[Task material]

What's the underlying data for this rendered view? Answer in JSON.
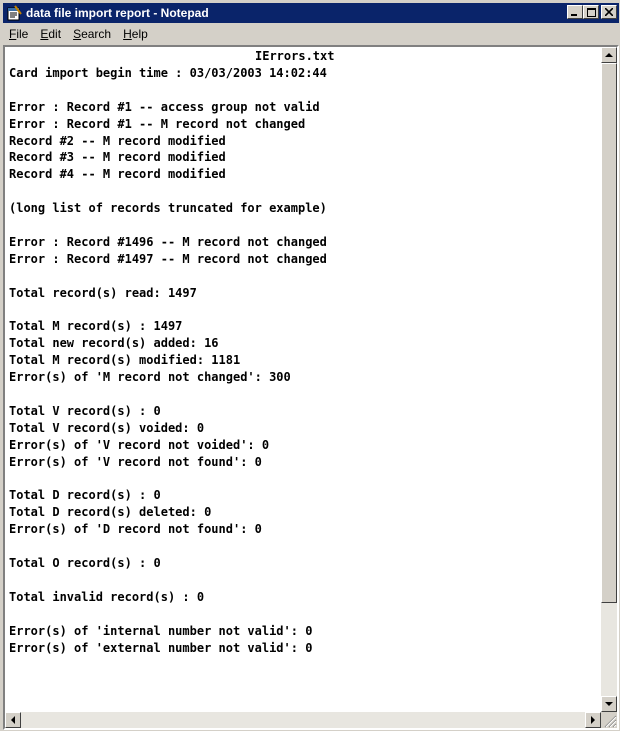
{
  "window": {
    "title": "data file import report - Notepad"
  },
  "menu": [
    {
      "label": "File",
      "key": "F",
      "rest": "ile"
    },
    {
      "label": "Edit",
      "key": "E",
      "rest": "dit"
    },
    {
      "label": "Search",
      "key": "S",
      "rest": "earch"
    },
    {
      "label": "Help",
      "key": "H",
      "rest": "elp"
    }
  ],
  "document": {
    "heading": "IErrors.txt",
    "lines": [
      "Card import begin time : 03/03/2003 14:02:44",
      "",
      "Error : Record #1 -- access group not valid",
      "Error : Record #1 -- M record not changed",
      "Record #2 -- M record modified",
      "Record #3 -- M record modified",
      "Record #4 -- M record modified",
      "",
      "(long list of records truncated for example)",
      "",
      "Error : Record #1496 -- M record not changed",
      "Error : Record #1497 -- M record not changed",
      "",
      "Total record(s) read: 1497",
      "",
      "Total M record(s) : 1497",
      "Total new record(s) added: 16",
      "Total M record(s) modified: 1181",
      "Error(s) of 'M record not changed': 300",
      "",
      "Total V record(s) : 0",
      "Total V record(s) voided: 0",
      "Error(s) of 'V record not voided': 0",
      "Error(s) of 'V record not found': 0",
      "",
      "Total D record(s) : 0",
      "Total D record(s) deleted: 0",
      "Error(s) of 'D record not found': 0",
      "",
      "Total O record(s) : 0",
      "",
      "Total invalid record(s) : 0",
      "",
      "Error(s) of 'internal number not valid': 0",
      "Error(s) of 'external number not valid': 0"
    ]
  },
  "icons": {
    "app": "notepad-icon",
    "minimize": "minimize-icon",
    "maximize": "maximize-icon",
    "close": "close-icon"
  }
}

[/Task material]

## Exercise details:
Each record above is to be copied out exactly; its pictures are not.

## Task output:
What's the underlying data for this rendered view? Answer in JSON.
{
  "window": {
    "title": "data file import report - Notepad"
  },
  "menu": [
    {
      "label": "File",
      "key": "F",
      "rest": "ile"
    },
    {
      "label": "Edit",
      "key": "E",
      "rest": "dit"
    },
    {
      "label": "Search",
      "key": "S",
      "rest": "earch"
    },
    {
      "label": "Help",
      "key": "H",
      "rest": "elp"
    }
  ],
  "document": {
    "heading": "IErrors.txt",
    "lines": [
      "Card import begin time : 03/03/2003 14:02:44",
      "",
      "Error : Record #1 -- access group not valid",
      "Error : Record #1 -- M record not changed",
      "Record #2 -- M record modified",
      "Record #3 -- M record modified",
      "Record #4 -- M record modified",
      "",
      "(long list of records truncated for example)",
      "",
      "Error : Record #1496 -- M record not changed",
      "Error : Record #1497 -- M record not changed",
      "",
      "Total record(s) read: 1497",
      "",
      "Total M record(s) : 1497",
      "Total new record(s) added: 16",
      "Total M record(s) modified: 1181",
      "Error(s) of 'M record not changed': 300",
      "",
      "Total V record(s) : 0",
      "Total V record(s) voided: 0",
      "Error(s) of 'V record not voided': 0",
      "Error(s) of 'V record not found': 0",
      "",
      "Total D record(s) : 0",
      "Total D record(s) deleted: 0",
      "Error(s) of 'D record not found': 0",
      "",
      "Total O record(s) : 0",
      "",
      "Total invalid record(s) : 0",
      "",
      "Error(s) of 'internal number not valid': 0",
      "Error(s) of 'external number not valid': 0"
    ]
  },
  "icons": {
    "app": "notepad-icon",
    "minimize": "minimize-icon",
    "maximize": "maximize-icon",
    "close": "close-icon"
  }
}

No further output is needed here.